The refrigeration industry is reportedly growing worried that their market is about to turn very chilly once the approaching Environmental Protection Agency ban on certain gases used in commercial refrigeration and air conditioning takes effect.
The good news is that Priority Cool® has an appealing alternative, both environmentally and economically.
Starting in January 2016, the EPA wants to impose new rules that would restrict coolants used in grocery stores, restaurants and cars, as well as refrigerators and vending machines. The change will force the commercial refrigeration industry to switch rapidly from hydrofluorocarbons (HFCs), which formerly had been regarded as acceptable substances in the urgent search to find something that poses no risk to our ozone layer and won’t contribute to global warming.
Just a couple of decades ago, hydrochlorofluorocarbons (HCFCs) were recognized by scientists as causing the rapid depletion of the ozone layer, prompting the EPA to phase them out under the Montreal Protocol, an international treaty that has had far-reaching effects on the refrigeration and air-conditioning industry. In the 1970s, chlorofluorocarbons (CFCs) had been found to be causing a huge hole in the ozone layer above Antarctica. HCFCs were hailed as the solution, but they too proved destructive.

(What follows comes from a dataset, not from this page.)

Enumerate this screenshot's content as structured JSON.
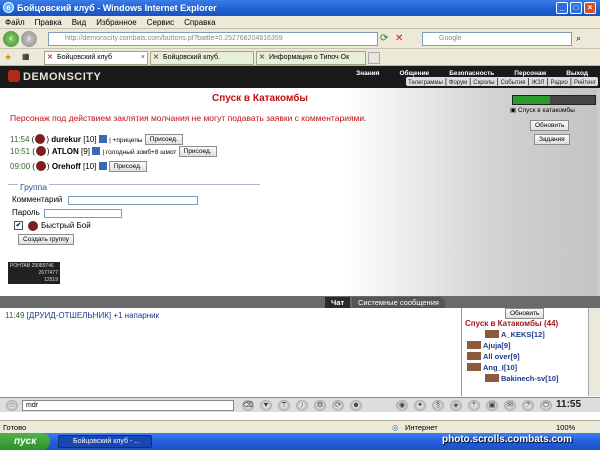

Those familiar with Priority Cool®’s innovative product don’t have to worry about meeting the coming EPA deadline. All they have to do is find out more how this product will help them and make the switch. Why wait?
It’s time to advance to the next round of refrigerants and coolants. The planet is depending on it.
“Hydrocarbon formulas like ours are showing the industry their potential to be what the world is looking for,” says Justen Galante, sales advisor at PriorityCool® Refrigerants, “because they have the green energy properties and the ability to out-perform other refrigerants.”
So compliance with the EPA need not send the coolant and refrigerant industry into the deep freeze after all.